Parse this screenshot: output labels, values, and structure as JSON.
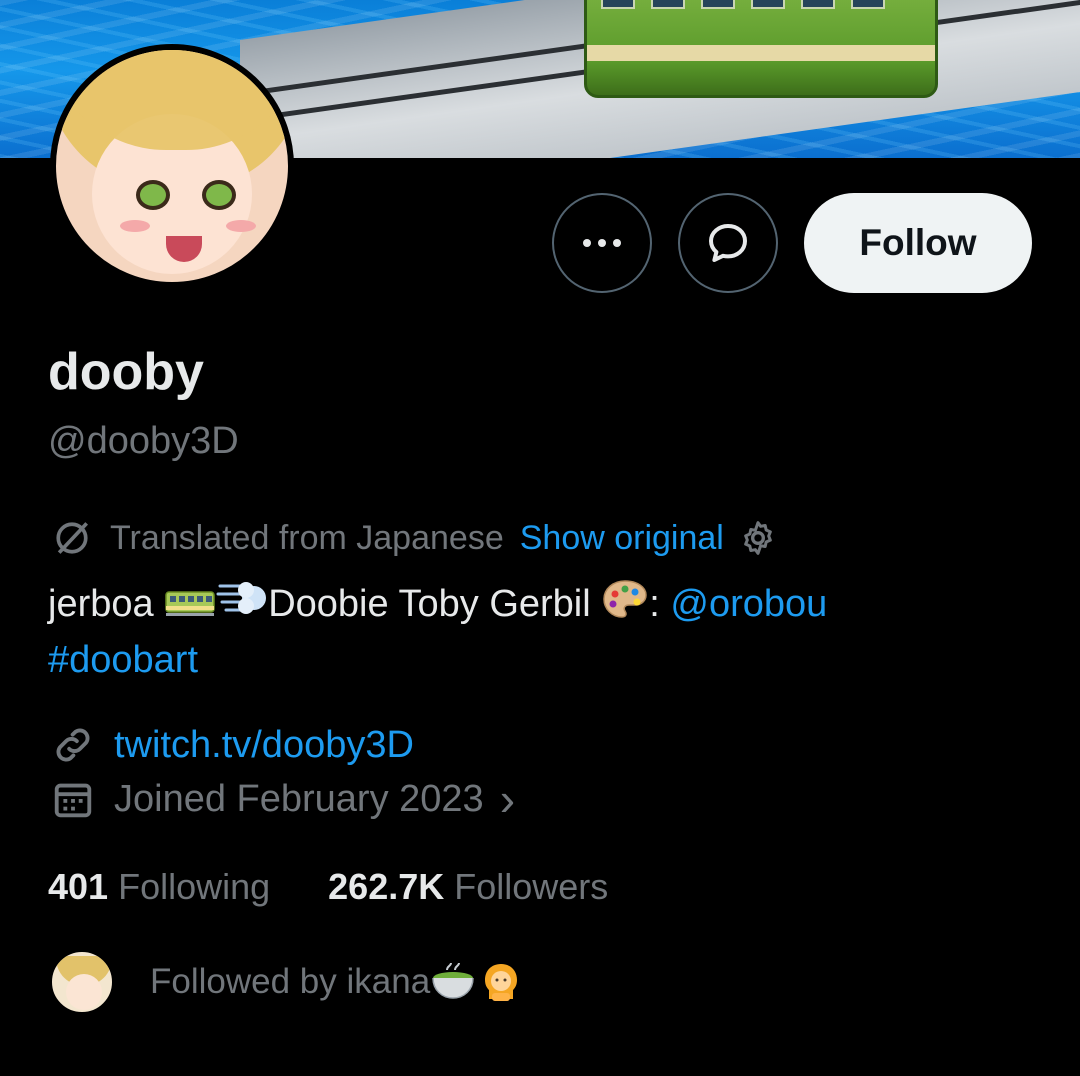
{
  "profile": {
    "name": "dooby",
    "handle": "@dooby3D"
  },
  "actions": {
    "follow_label": "Follow",
    "more_icon": "more-dots-icon",
    "message_icon": "message-bubble-icon"
  },
  "translation": {
    "label": "Translated from Japanese",
    "show_original": "Show original",
    "icon": "translate-icon",
    "settings_icon": "gear-icon"
  },
  "bio": {
    "part1": "jerboa ",
    "part2": "Doobie Toby Gerbil ",
    "part3": ": ",
    "mention": "@orobou",
    "hashtag": "#doobart"
  },
  "meta": {
    "url": "twitch.tv/dooby3D",
    "joined": "Joined February 2023",
    "joined_chevron": "›"
  },
  "stats": {
    "following_count": "401",
    "following_label": "Following",
    "followers_count": "262.7K",
    "followers_label": "Followers"
  },
  "followed_by": {
    "text": "Followed by ikana "
  },
  "colors": {
    "background": "#000000",
    "accent": "#1d9bf0",
    "muted": "#71767b",
    "text": "#e7e9ea"
  }
}
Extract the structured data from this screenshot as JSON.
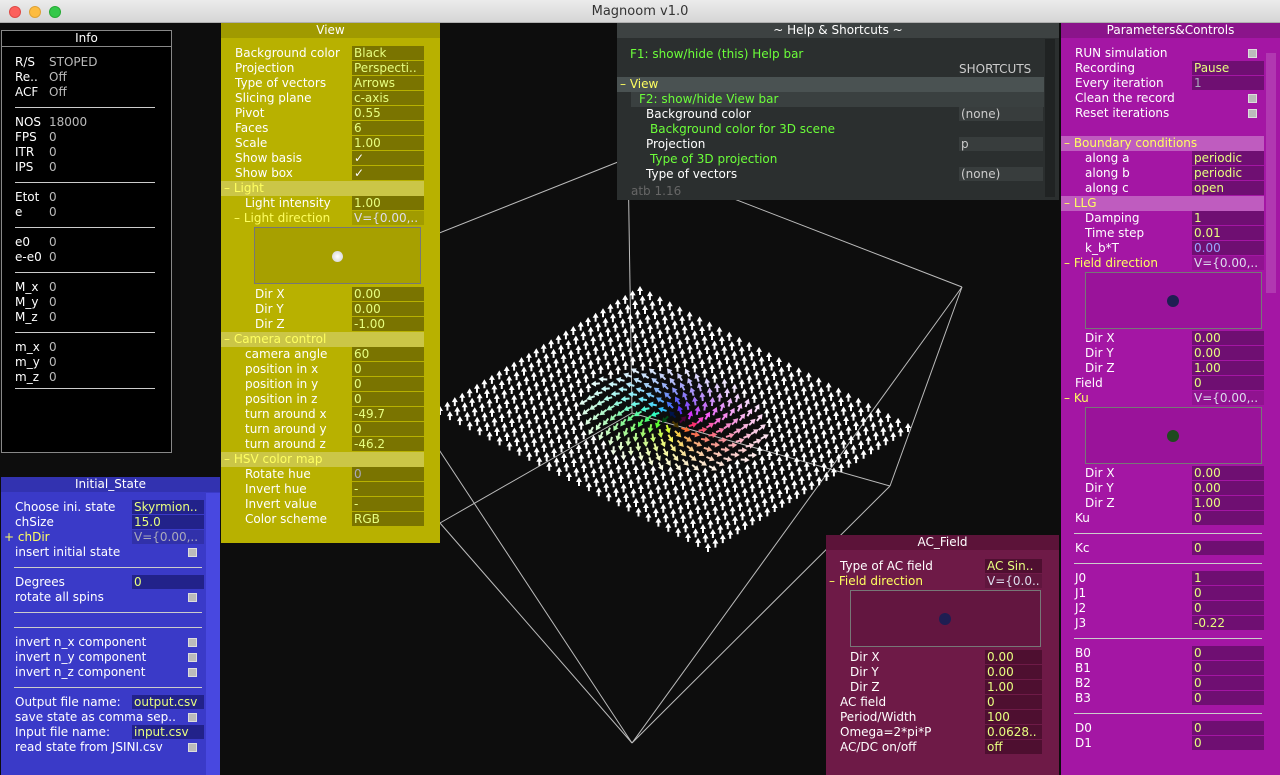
{
  "window": {
    "title": "Magnoom v1.0"
  },
  "info": {
    "title": "Info",
    "rows": [
      {
        "k": "R/S",
        "v": "STOPED"
      },
      {
        "k": "Re..",
        "v": "Off"
      },
      {
        "k": "ACF",
        "v": "Off"
      },
      {
        "k": "NOS",
        "v": "18000"
      },
      {
        "k": "FPS",
        "v": "0"
      },
      {
        "k": "ITR",
        "v": "0"
      },
      {
        "k": "IPS",
        "v": "0"
      },
      {
        "k": "Etot",
        "v": "0"
      },
      {
        "k": "e",
        "v": "0"
      },
      {
        "k": "e0",
        "v": "0"
      },
      {
        "k": "e-e0",
        "v": "0"
      },
      {
        "k": "M_x",
        "v": "0"
      },
      {
        "k": "M_y",
        "v": "0"
      },
      {
        "k": "M_z",
        "v": "0"
      },
      {
        "k": "m_x",
        "v": "0"
      },
      {
        "k": "m_y",
        "v": "0"
      },
      {
        "k": "m_z",
        "v": "0"
      }
    ]
  },
  "view": {
    "title": "View",
    "bg_label": "Background color",
    "bg_val": "Black",
    "proj_label": "Projection",
    "proj_val": "Perspecti..",
    "vec_label": "Type of vectors",
    "vec_val": "Arrows",
    "slice_label": "Slicing plane",
    "slice_val": "c-axis",
    "pivot_label": "Pivot",
    "pivot_val": "0.55",
    "faces_label": "Faces",
    "faces_val": "6",
    "scale_label": "Scale",
    "scale_val": "1.00",
    "basis_label": "Show basis",
    "box_label": "Show box",
    "check": "✓",
    "light_group": "Light",
    "intensity_label": "Light intensity",
    "intensity_val": "1.00",
    "ldir_label": "Light direction",
    "ldir_val": "V={0.00,..",
    "dx_label": "Dir X",
    "dx_val": "0.00",
    "dy_label": "Dir Y",
    "dy_val": "0.00",
    "dz_label": "Dir Z",
    "dz_val": "-1.00",
    "cam_group": "Camera control",
    "angle_label": "camera angle",
    "angle_val": "60",
    "px_label": "position in x",
    "px_val": "0",
    "py_label": "position in y",
    "py_val": "0",
    "pz_label": "position in z",
    "pz_val": "0",
    "tx_label": "turn around x",
    "tx_val": "-49.7",
    "ty_label": "turn around y",
    "ty_val": "0",
    "tz_label": "turn around z",
    "tz_val": "-46.2",
    "hsv_group": "HSV color map",
    "rot_label": "Rotate hue",
    "rot_val": "0",
    "invh_label": "Invert hue",
    "invh_val": "-",
    "invv_label": "Invert value",
    "invv_val": "-",
    "scheme_label": "Color scheme",
    "scheme_val": "RGB"
  },
  "help": {
    "title": "~ Help & Shortcuts ~",
    "f1": "F1: show/hide (this) Help bar",
    "shortcuts": "SHORTCUTS",
    "view": "View",
    "f2": "F2: show/hide View bar",
    "bg": "Background color",
    "bg_key": "(none)",
    "bg_desc": "Background color for 3D scene",
    "proj": "Projection",
    "proj_key": "p",
    "proj_desc": "Type of 3D projection",
    "vec": "Type of vectors",
    "vec_key": "(none)",
    "version": "atb  1.16"
  },
  "params": {
    "title": "Parameters&Controls",
    "run": "RUN simulation",
    "rec": "Recording",
    "rec_val": "Pause",
    "every": "Every iteration",
    "every_val": "1",
    "clean": "Clean the record",
    "reset": "Reset iterations",
    "bc_group": "Boundary conditions",
    "a": "along a",
    "a_val": "periodic",
    "b": "along b",
    "b_val": "periodic",
    "c": "along c",
    "c_val": "open",
    "llg_group": "LLG",
    "damp": "Damping",
    "damp_val": "1",
    "ts": "Time step",
    "ts_val": "0.01",
    "kbt": "k_b*T",
    "kbt_val": "0.00",
    "fdir": "Field direction",
    "fdir_val": "V={0.00,..",
    "dx": "Dir X",
    "dx_val": "0.00",
    "dy": "Dir Y",
    "dy_val": "0.00",
    "dz": "Dir Z",
    "dz_val": "1.00",
    "field": "Field",
    "field_val": "0",
    "ku_grp": "Ku",
    "ku_grp_val": "V={0.00,..",
    "kdx": "Dir X",
    "kdx_val": "0.00",
    "kdy": "Dir Y",
    "kdy_val": "0.00",
    "kdz": "Dir Z",
    "kdz_val": "1.00",
    "ku": "Ku",
    "ku_val": "0",
    "kc": "Kc",
    "kc_val": "0",
    "j0": "J0",
    "j0_val": "1",
    "j1": "J1",
    "j1_val": "0",
    "j2": "J2",
    "j2_val": "0",
    "j3": "J3",
    "j3_val": "-0.22",
    "b0": "B0",
    "b0_val": "0",
    "b1": "B1",
    "b1_val": "0",
    "b2": "B2",
    "b2_val": "0",
    "b3": "B3",
    "b3_val": "0",
    "d0": "D0",
    "d0_val": "0",
    "d1": "D1",
    "d1_val": "0"
  },
  "init": {
    "title": "Initial_State",
    "choose": "Choose ini. state",
    "choose_val": "Skyrmion..",
    "chsize": "chSize",
    "chsize_val": "15.0",
    "chdir": "chDir",
    "chdir_val": "V={0.00,..",
    "insert": "insert initial state",
    "deg": "Degrees",
    "deg_val": "0",
    "rotate": "rotate all spins",
    "invx": "invert n_x component",
    "invy": "invert n_y component",
    "invz": "invert n_z component",
    "out": "Output file name:",
    "out_val": "output.csv",
    "save": "save state as comma sep..",
    "inp": "Input file name:",
    "inp_val": "input.csv",
    "read": "read state from JSINI.csv"
  },
  "ac": {
    "title": "AC_Field",
    "type": "Type of AC field",
    "type_val": "AC Sin..",
    "fdir": "Field direction",
    "fdir_val": "V={0.0..",
    "dx": "Dir X",
    "dx_val": "0.00",
    "dy": "Dir Y",
    "dy_val": "0.00",
    "dz": "Dir Z",
    "dz_val": "1.00",
    "acf": "AC field",
    "acf_val": "0",
    "per": "Period/Width",
    "per_val": "100",
    "om": "Omega=2*pi*P",
    "om_val": "0.0628..",
    "onoff": "AC/DC on/off",
    "onoff_val": "off"
  },
  "colors": {
    "view": "#b8b100",
    "params": "#a416a4",
    "init": "#3a3ac8",
    "ac": "#6e1a47",
    "help": "#2b2f2f",
    "green_text": "#6cff3a",
    "yellow_text": "#ffff60"
  }
}
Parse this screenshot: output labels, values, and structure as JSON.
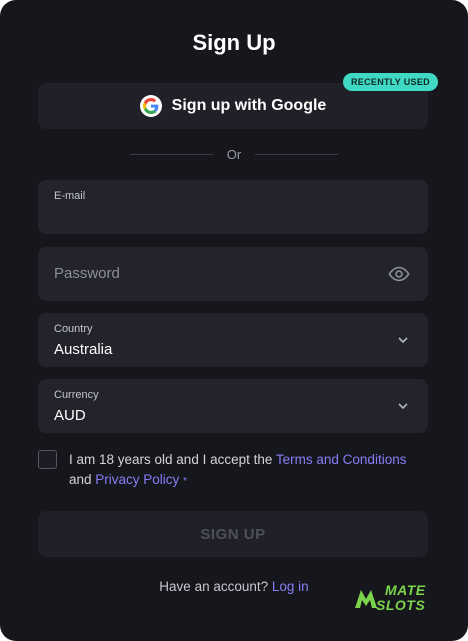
{
  "title": "Sign Up",
  "google": {
    "label": "Sign up with Google",
    "badge": "RECENTLY USED"
  },
  "divider": {
    "text": "Or"
  },
  "email": {
    "label": "E-mail",
    "value": ""
  },
  "password": {
    "placeholder": "Password",
    "icon": "eye-icon"
  },
  "country": {
    "label": "Country",
    "value": "Australia",
    "icon": "chevron-down-icon"
  },
  "currency": {
    "label": "Currency",
    "value": "AUD",
    "icon": "chevron-down-icon"
  },
  "consent": {
    "text_before": "I am 18 years old and I accept the ",
    "terms_link": "Terms and Conditions",
    "text_and": "and ",
    "privacy_link": "Privacy Policy",
    "required_mark": "*",
    "checked": false
  },
  "signup_button": {
    "label": "SIGN UP"
  },
  "footer": {
    "prompt": "Have an account?",
    "login_link": "Log in"
  },
  "logo": {
    "line1": "MATE",
    "line2": "SLOTS"
  },
  "colors": {
    "background": "#16171d",
    "field": "#22232b",
    "accent_link": "#8b7cf6",
    "badge": "#3fd8c2",
    "logo": "#7cd44c"
  }
}
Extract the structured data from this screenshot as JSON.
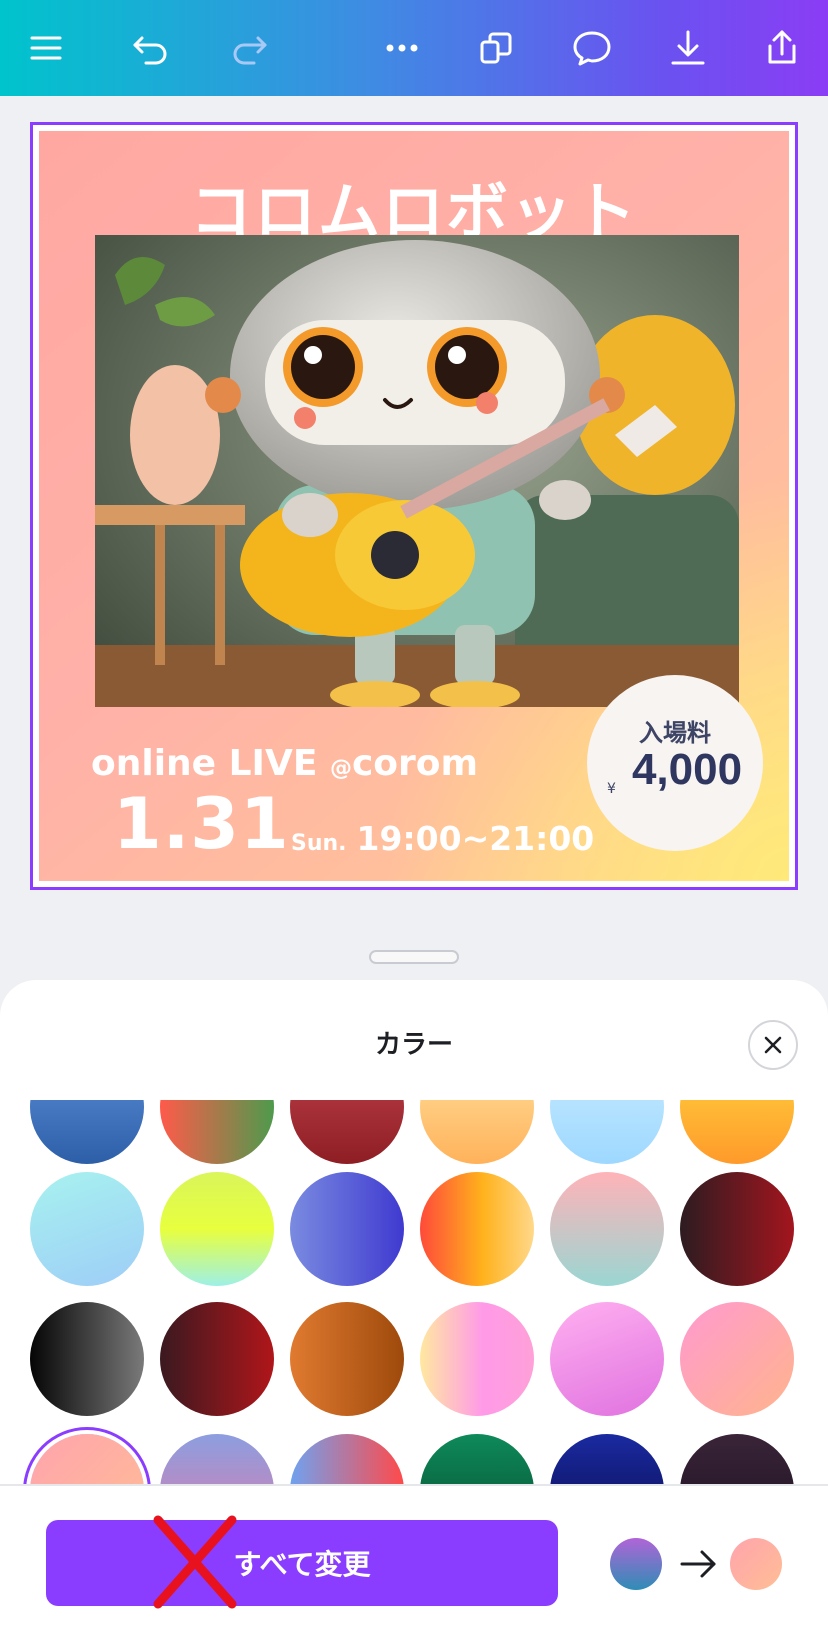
{
  "toolbar": {
    "icons": [
      "menu-icon",
      "undo-icon",
      "redo-icon",
      "more-icon",
      "duplicate-icon",
      "comment-icon",
      "download-icon",
      "share-icon"
    ]
  },
  "design": {
    "title": "コロムロボット",
    "live_prefix": "online LIVE",
    "live_at": "@",
    "live_suffix": "corom",
    "date": "1.31",
    "day_of_week": "Sun.",
    "time": "19:00~21:00",
    "price_label": "入場料",
    "price_currency": "¥",
    "price_value": "4,000"
  },
  "sheet": {
    "title": "カラー",
    "apply_all_label": "すべて変更",
    "swatches": [
      {
        "row": 0,
        "col": 0,
        "gradient": "linear-gradient(180deg,#5b8fd6,#2d5fa8)"
      },
      {
        "row": 0,
        "col": 1,
        "gradient": "linear-gradient(90deg,#ff5a4a,#4e9a4c)"
      },
      {
        "row": 0,
        "col": 2,
        "gradient": "linear-gradient(180deg,#c0434c,#8e1d24)"
      },
      {
        "row": 0,
        "col": 3,
        "gradient": "linear-gradient(180deg,#ffe2a0,#ffb25a)"
      },
      {
        "row": 0,
        "col": 4,
        "gradient": "linear-gradient(180deg,#c8ecff,#9ed8ff)"
      },
      {
        "row": 0,
        "col": 5,
        "gradient": "linear-gradient(180deg,#ffd640,#ff9a2a)"
      },
      {
        "row": 1,
        "col": 0,
        "gradient": "linear-gradient(160deg,#a7f2ef,#9ecdf7)"
      },
      {
        "row": 1,
        "col": 1,
        "gradient": "linear-gradient(180deg,#d9f55a,#e8ff3e 50%,#9ef0e6)"
      },
      {
        "row": 1,
        "col": 2,
        "gradient": "linear-gradient(90deg,#7a8be0,#3f3ad0)"
      },
      {
        "row": 1,
        "col": 3,
        "gradient": "linear-gradient(90deg,#ff4a3a,#ffb21c 55%,#ffd88a)"
      },
      {
        "row": 1,
        "col": 4,
        "gradient": "linear-gradient(180deg,#ffb3b8,#9ad6d2)"
      },
      {
        "row": 1,
        "col": 5,
        "gradient": "linear-gradient(90deg,#2c1c21,#a3151e)"
      },
      {
        "row": 2,
        "col": 0,
        "gradient": "linear-gradient(90deg,#050505,#7a7a7a)"
      },
      {
        "row": 2,
        "col": 1,
        "gradient": "linear-gradient(90deg,#3a1920,#b0161a)"
      },
      {
        "row": 2,
        "col": 2,
        "gradient": "linear-gradient(90deg,#e07a30,#9e4a0c)"
      },
      {
        "row": 2,
        "col": 3,
        "gradient": "linear-gradient(90deg,#ffe8a0,#ff9ae8 55%,#ffa0d8)"
      },
      {
        "row": 2,
        "col": 4,
        "gradient": "linear-gradient(160deg,#ffb0f0,#e072e0)"
      },
      {
        "row": 2,
        "col": 5,
        "gradient": "linear-gradient(135deg,#ff9ad0,#ffb48c)"
      },
      {
        "row": 3,
        "col": 0,
        "gradient": "linear-gradient(135deg,#ffa4ad,#ffbe95)",
        "selected": true
      },
      {
        "row": 3,
        "col": 1,
        "gradient": "linear-gradient(180deg,#8c9ee0,#e07aa8)"
      },
      {
        "row": 3,
        "col": 2,
        "gradient": "linear-gradient(90deg,#6fa2f0,#ff4a4a)"
      },
      {
        "row": 3,
        "col": 3,
        "gradient": "linear-gradient(180deg,#0e8a5a,#064a2e)"
      },
      {
        "row": 3,
        "col": 4,
        "gradient": "linear-gradient(180deg,#1a2aa0,#0a0a4a)"
      },
      {
        "row": 3,
        "col": 5,
        "gradient": "linear-gradient(180deg,#3a2438,#1a1020)"
      }
    ],
    "from_color": "#9a6fd0",
    "to_color": "#ffb09e"
  }
}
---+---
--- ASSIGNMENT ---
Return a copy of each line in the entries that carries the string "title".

--- REPLY TO THE TASK ---
    "title": "Magnoom v1.0"
    "title": "Info",
    "title": "View",
    "title": "~ Help & Shortcuts ~",
    "title": "Parameters&Controls",
    "title": "Initial_State",
    "title": "AC_Field",
  "title": "Sign Up",
    "title": "コロムロボット",
    "title": "カラー",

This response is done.